───── Source records
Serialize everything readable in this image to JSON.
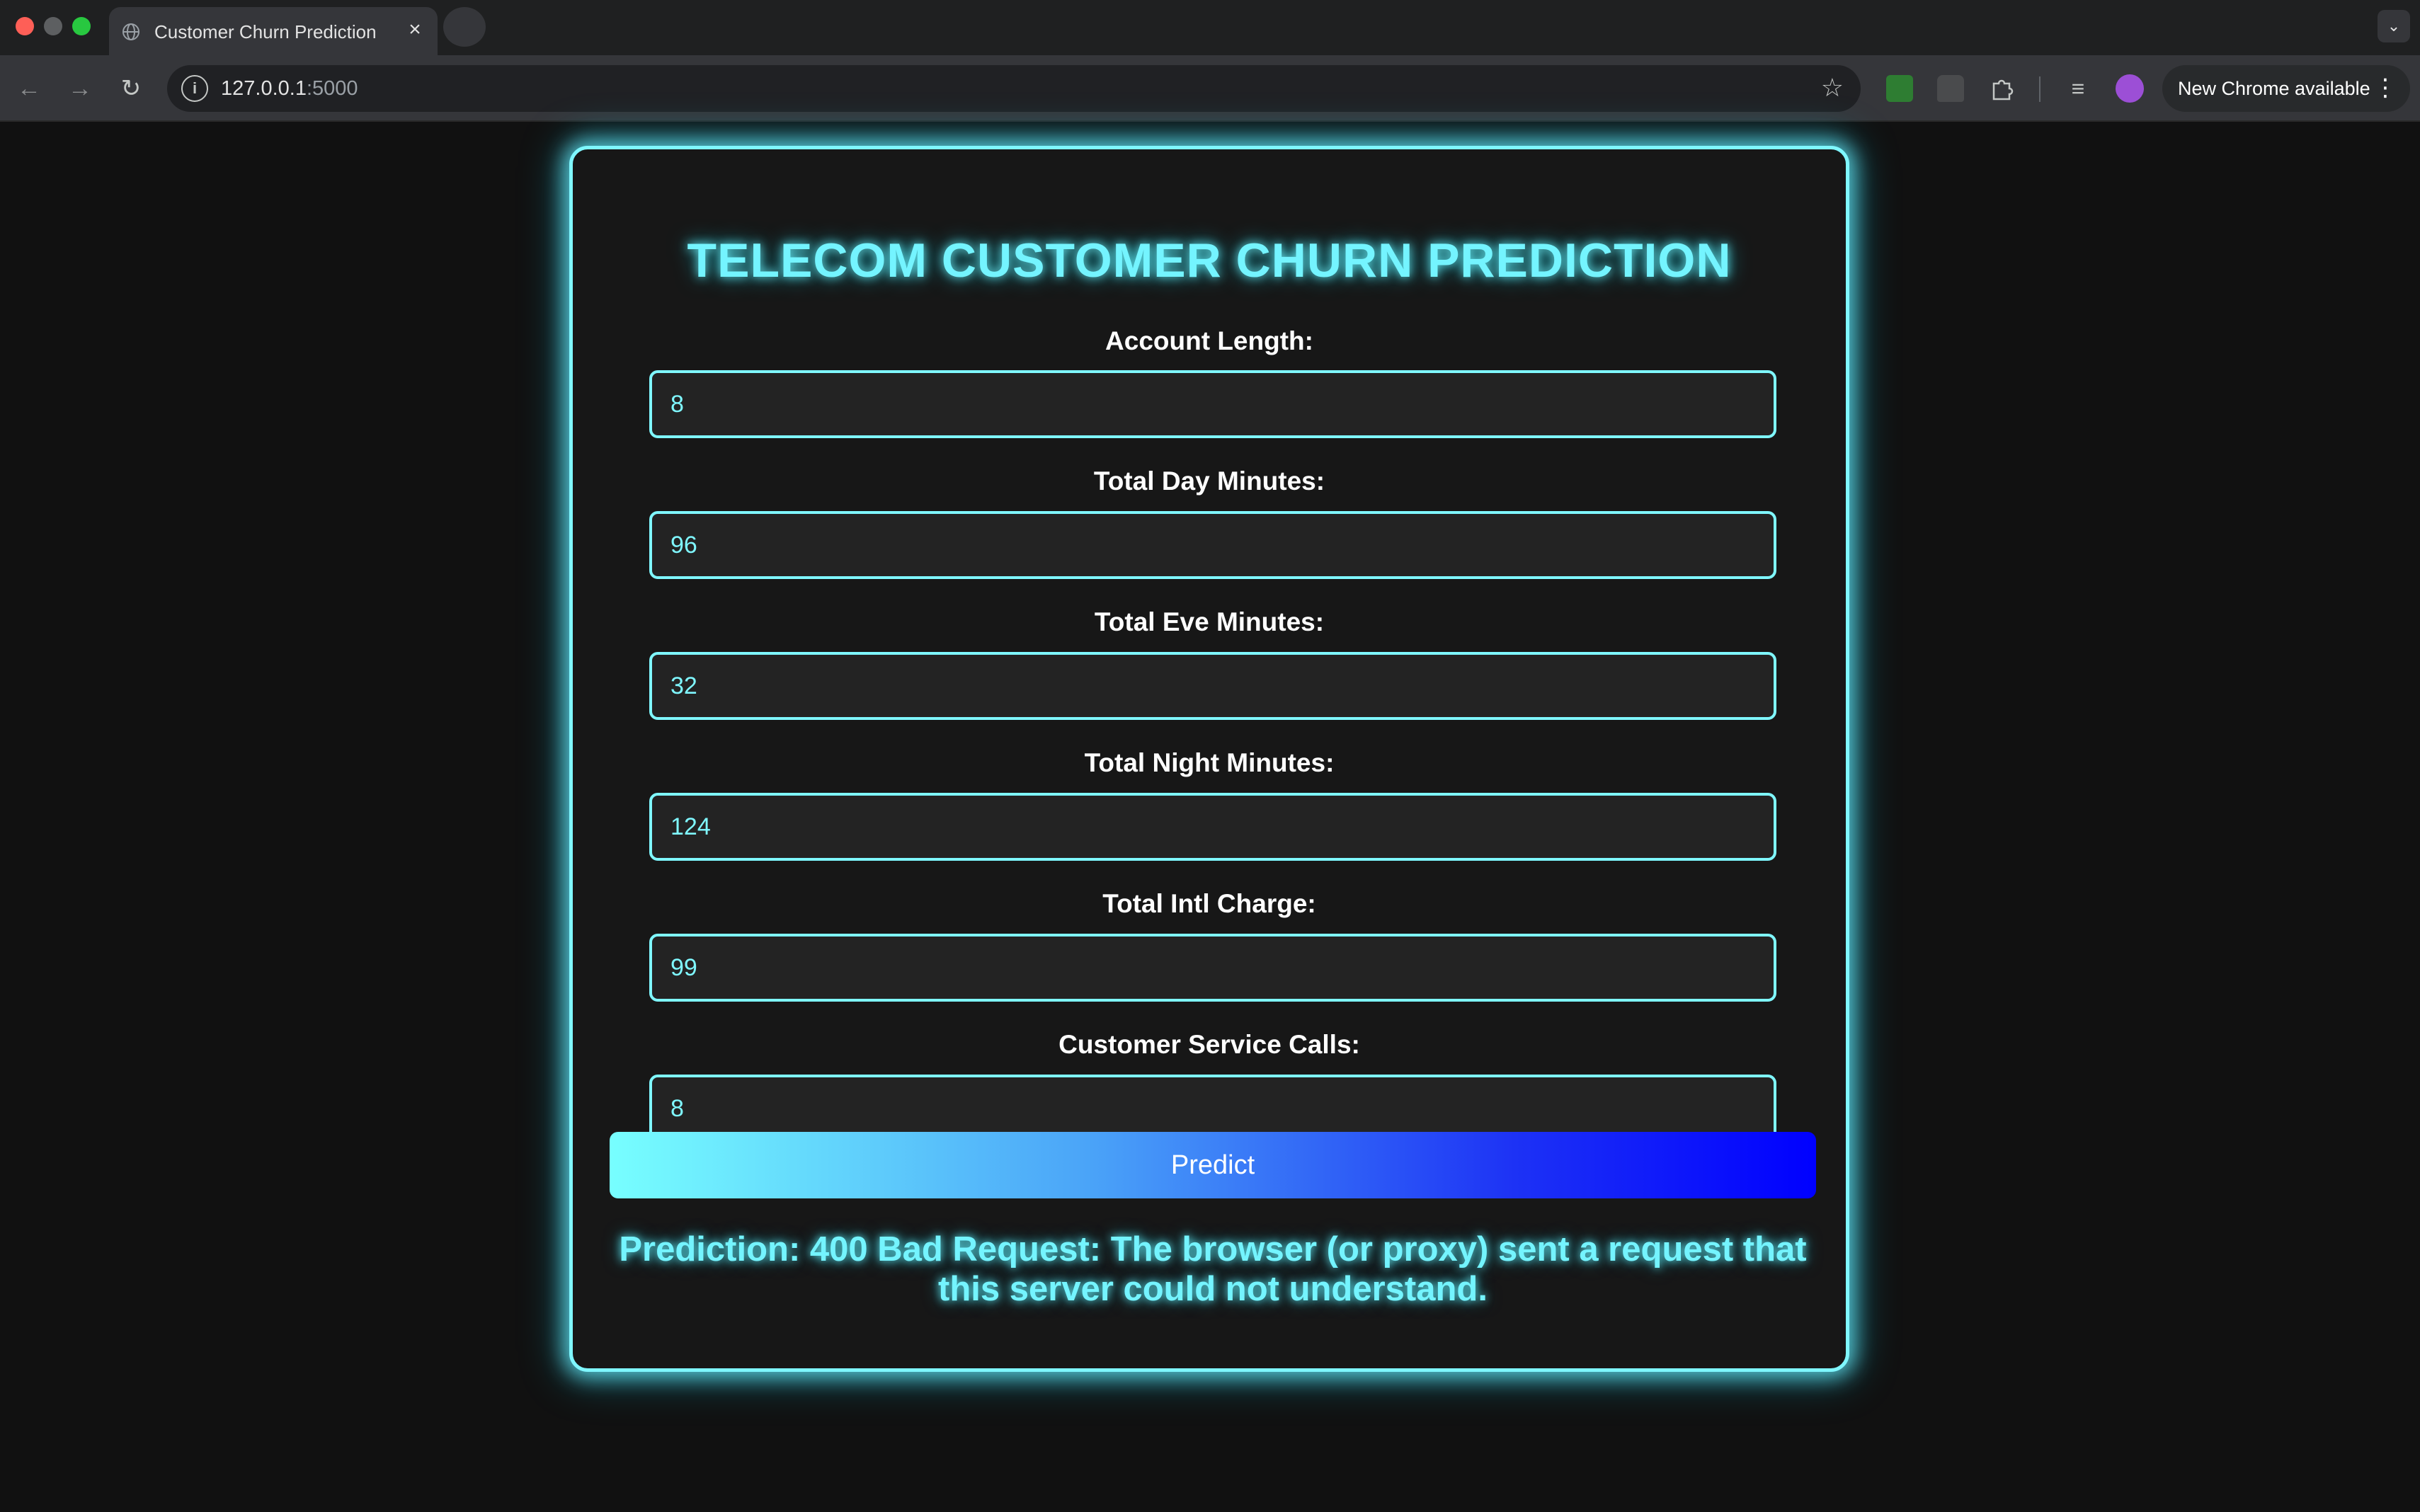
{
  "browser": {
    "tab_title": "Customer Churn Prediction",
    "tab_close_icon": "close-icon",
    "url_host": "127.0.0.1",
    "url_port": ":5000",
    "update_label": "New Chrome available",
    "icons": {
      "back": "arrow-left-icon",
      "forward": "arrow-right-icon",
      "reload": "reload-icon",
      "site_info": "info-icon",
      "bookmark": "star-icon",
      "menu": "kebab-menu-icon",
      "extensions": "puzzle-icon",
      "media": "media-queue-icon"
    }
  },
  "page": {
    "title": "TELECOM CUSTOMER CHURN PREDICTION",
    "fields": [
      {
        "label": "Account Length:",
        "value": "8"
      },
      {
        "label": "Total Day Minutes:",
        "value": "96"
      },
      {
        "label": "Total Eve Minutes:",
        "value": "32"
      },
      {
        "label": "Total Night Minutes:",
        "value": "124"
      },
      {
        "label": "Total Intl Charge:",
        "value": "99"
      },
      {
        "label": "Customer Service Calls:",
        "value": "8"
      }
    ],
    "predict_label": "Predict",
    "result_text": "Prediction: 400 Bad Request: The browser (or proxy) sent a request that this server could not understand."
  },
  "colors": {
    "accent": "#7ff7ff",
    "background": "#111111",
    "card": "#171717",
    "button_gradient_start": "#77ffff",
    "button_gradient_end": "#0000ff"
  }
}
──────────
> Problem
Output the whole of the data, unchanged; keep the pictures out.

> Completed task
Serialize everything readable in this image to JSON.
{
  "browser": {
    "tab_title": "Customer Churn Prediction",
    "tab_close_icon": "close-icon",
    "url_host": "127.0.0.1",
    "url_port": ":5000",
    "update_label": "New Chrome available",
    "icons": {
      "back": "arrow-left-icon",
      "forward": "arrow-right-icon",
      "reload": "reload-icon",
      "site_info": "info-icon",
      "bookmark": "star-icon",
      "menu": "kebab-menu-icon",
      "extensions": "puzzle-icon",
      "media": "media-queue-icon"
    }
  },
  "page": {
    "title": "TELECOM CUSTOMER CHURN PREDICTION",
    "fields": [
      {
        "label": "Account Length:",
        "value": "8"
      },
      {
        "label": "Total Day Minutes:",
        "value": "96"
      },
      {
        "label": "Total Eve Minutes:",
        "value": "32"
      },
      {
        "label": "Total Night Minutes:",
        "value": "124"
      },
      {
        "label": "Total Intl Charge:",
        "value": "99"
      },
      {
        "label": "Customer Service Calls:",
        "value": "8"
      }
    ],
    "predict_label": "Predict",
    "result_text": "Prediction: 400 Bad Request: The browser (or proxy) sent a request that this server could not understand."
  },
  "colors": {
    "accent": "#7ff7ff",
    "background": "#111111",
    "card": "#171717",
    "button_gradient_start": "#77ffff",
    "button_gradient_end": "#0000ff"
  }
}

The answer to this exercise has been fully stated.